• [ACTION ITEM] When a line in the data below includes "site", count it; then give only the total.

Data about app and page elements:
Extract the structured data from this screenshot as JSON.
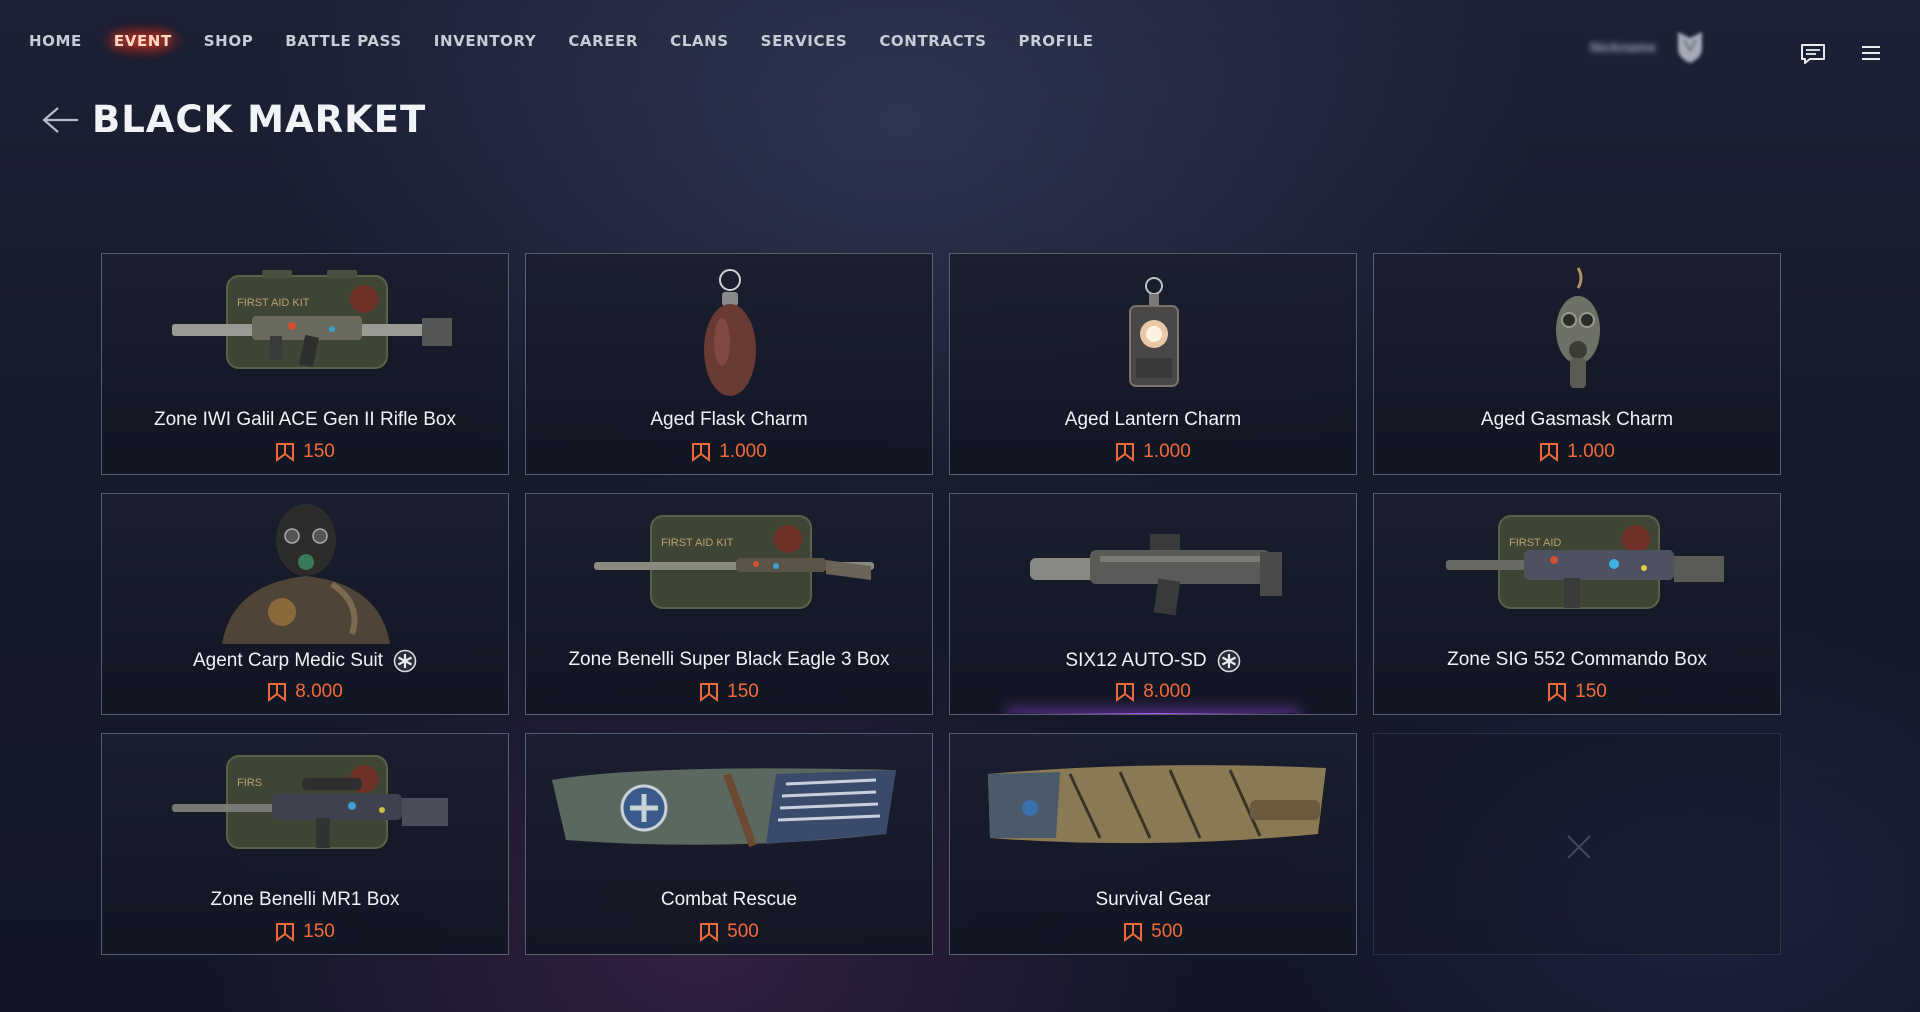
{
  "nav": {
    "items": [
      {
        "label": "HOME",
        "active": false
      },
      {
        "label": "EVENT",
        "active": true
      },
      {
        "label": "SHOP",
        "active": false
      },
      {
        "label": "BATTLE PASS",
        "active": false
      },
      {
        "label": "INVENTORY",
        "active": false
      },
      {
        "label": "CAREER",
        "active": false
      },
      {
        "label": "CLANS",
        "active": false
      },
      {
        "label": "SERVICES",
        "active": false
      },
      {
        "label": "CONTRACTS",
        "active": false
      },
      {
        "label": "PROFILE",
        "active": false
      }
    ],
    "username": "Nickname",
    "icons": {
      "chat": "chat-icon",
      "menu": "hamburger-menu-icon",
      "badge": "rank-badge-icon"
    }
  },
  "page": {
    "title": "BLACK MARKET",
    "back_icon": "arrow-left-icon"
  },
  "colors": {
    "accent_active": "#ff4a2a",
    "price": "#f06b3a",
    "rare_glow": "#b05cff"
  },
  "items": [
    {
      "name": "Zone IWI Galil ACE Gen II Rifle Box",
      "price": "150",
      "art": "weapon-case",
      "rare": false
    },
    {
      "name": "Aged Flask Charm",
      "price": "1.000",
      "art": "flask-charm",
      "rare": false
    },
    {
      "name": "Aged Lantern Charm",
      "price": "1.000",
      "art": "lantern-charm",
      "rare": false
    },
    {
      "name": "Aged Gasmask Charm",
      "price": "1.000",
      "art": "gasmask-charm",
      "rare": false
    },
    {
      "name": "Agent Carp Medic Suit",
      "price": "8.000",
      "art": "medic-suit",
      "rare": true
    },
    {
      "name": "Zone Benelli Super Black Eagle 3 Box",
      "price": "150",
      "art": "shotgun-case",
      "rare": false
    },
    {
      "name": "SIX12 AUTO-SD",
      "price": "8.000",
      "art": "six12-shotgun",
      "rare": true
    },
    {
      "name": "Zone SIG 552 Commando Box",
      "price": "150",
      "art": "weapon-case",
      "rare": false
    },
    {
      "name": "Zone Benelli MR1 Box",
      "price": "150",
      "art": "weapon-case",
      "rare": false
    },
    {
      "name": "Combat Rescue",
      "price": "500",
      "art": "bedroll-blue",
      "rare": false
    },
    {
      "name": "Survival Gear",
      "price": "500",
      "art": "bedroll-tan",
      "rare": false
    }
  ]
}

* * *

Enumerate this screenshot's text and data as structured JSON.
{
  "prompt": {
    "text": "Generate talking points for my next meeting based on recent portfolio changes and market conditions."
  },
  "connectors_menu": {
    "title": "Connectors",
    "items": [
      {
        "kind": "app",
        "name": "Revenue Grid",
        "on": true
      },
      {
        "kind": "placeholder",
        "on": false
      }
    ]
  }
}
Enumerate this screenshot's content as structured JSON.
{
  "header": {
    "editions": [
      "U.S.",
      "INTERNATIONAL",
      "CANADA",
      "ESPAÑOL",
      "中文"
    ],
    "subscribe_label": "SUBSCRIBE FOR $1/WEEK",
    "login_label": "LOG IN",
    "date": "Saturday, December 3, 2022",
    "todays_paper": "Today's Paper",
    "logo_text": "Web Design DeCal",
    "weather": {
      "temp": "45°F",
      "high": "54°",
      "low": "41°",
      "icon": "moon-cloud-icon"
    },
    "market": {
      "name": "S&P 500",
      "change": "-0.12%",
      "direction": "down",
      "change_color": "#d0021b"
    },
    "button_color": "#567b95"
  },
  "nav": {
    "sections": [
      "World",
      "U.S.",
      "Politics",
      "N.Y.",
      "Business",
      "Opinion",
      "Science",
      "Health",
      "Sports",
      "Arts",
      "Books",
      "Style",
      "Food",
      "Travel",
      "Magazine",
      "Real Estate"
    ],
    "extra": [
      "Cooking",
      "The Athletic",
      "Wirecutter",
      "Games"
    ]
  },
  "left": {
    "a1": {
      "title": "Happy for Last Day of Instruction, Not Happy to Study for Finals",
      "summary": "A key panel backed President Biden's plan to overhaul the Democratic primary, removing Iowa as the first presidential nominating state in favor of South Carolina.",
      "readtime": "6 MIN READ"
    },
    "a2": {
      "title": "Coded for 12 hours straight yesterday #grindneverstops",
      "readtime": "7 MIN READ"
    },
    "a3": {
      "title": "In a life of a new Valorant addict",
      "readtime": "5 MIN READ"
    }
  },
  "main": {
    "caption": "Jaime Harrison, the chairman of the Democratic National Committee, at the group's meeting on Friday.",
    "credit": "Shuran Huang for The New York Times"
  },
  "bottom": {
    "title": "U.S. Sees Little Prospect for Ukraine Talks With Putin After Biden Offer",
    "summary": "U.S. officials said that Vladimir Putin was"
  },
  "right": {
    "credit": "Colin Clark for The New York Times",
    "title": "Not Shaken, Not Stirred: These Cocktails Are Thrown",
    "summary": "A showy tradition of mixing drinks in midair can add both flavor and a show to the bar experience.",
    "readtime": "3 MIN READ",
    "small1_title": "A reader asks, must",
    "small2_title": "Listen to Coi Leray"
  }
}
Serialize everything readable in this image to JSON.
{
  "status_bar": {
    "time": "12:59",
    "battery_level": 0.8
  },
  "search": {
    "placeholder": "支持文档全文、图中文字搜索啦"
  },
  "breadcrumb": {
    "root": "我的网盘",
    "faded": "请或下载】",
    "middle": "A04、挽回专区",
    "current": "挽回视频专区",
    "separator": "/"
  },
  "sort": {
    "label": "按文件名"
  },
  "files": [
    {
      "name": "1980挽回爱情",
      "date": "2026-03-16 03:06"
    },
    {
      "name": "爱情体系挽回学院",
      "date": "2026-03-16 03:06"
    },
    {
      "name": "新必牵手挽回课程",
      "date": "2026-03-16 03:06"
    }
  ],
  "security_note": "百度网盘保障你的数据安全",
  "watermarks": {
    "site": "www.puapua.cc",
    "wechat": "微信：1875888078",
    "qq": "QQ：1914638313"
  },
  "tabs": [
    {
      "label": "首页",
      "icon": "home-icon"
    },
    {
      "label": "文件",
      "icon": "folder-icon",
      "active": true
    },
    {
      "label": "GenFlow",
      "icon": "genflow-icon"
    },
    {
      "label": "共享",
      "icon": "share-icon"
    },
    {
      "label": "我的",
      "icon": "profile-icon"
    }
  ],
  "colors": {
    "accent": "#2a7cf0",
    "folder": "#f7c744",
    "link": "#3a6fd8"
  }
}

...

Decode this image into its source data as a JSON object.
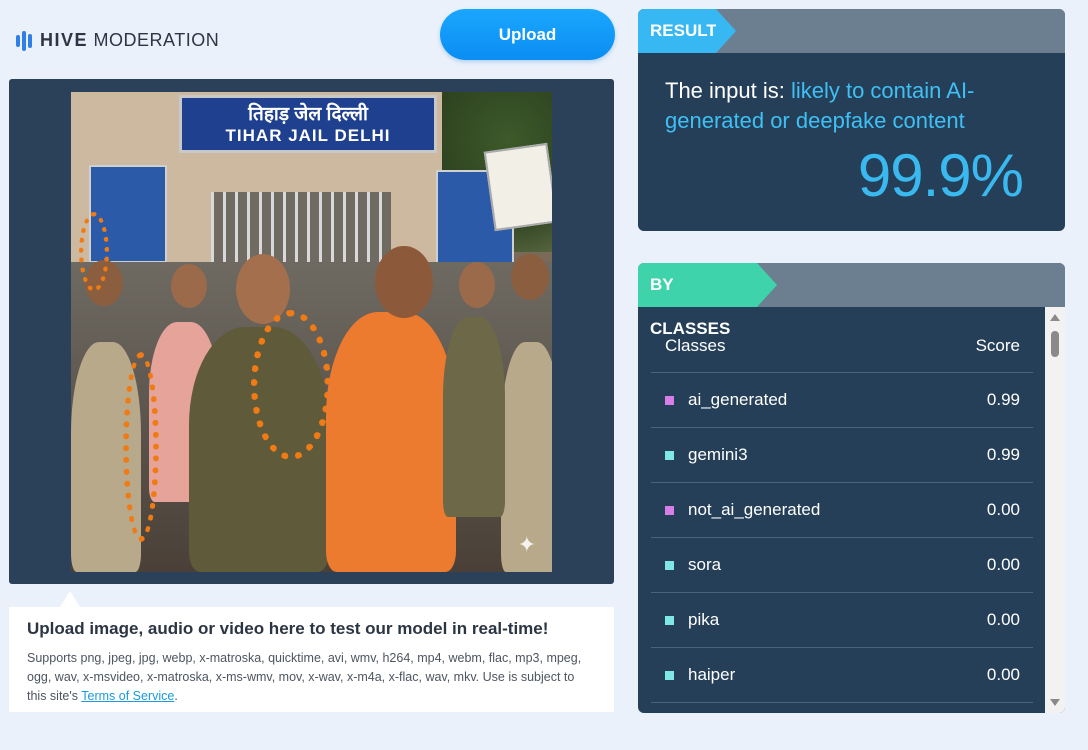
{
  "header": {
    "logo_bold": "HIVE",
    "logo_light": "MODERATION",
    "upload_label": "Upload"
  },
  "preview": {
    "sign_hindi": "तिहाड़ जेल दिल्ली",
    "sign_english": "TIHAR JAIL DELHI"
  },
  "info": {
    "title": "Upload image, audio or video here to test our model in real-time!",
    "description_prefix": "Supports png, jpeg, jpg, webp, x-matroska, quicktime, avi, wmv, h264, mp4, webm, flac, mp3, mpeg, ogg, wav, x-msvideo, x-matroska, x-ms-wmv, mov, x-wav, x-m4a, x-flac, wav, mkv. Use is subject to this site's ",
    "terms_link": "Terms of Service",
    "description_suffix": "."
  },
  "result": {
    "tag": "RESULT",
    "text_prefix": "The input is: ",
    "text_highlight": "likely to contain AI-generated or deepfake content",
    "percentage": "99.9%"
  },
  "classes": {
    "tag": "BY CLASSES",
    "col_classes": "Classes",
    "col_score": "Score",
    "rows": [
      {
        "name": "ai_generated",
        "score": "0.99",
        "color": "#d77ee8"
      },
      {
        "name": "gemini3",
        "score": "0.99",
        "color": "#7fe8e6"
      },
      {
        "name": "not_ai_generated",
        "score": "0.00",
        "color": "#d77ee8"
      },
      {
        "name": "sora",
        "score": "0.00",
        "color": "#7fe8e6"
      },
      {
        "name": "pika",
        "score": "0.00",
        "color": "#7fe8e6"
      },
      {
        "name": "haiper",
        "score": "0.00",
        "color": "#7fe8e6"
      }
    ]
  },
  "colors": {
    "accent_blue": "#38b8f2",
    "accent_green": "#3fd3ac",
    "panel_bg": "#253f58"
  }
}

• [SOLVED PROBLEM] 2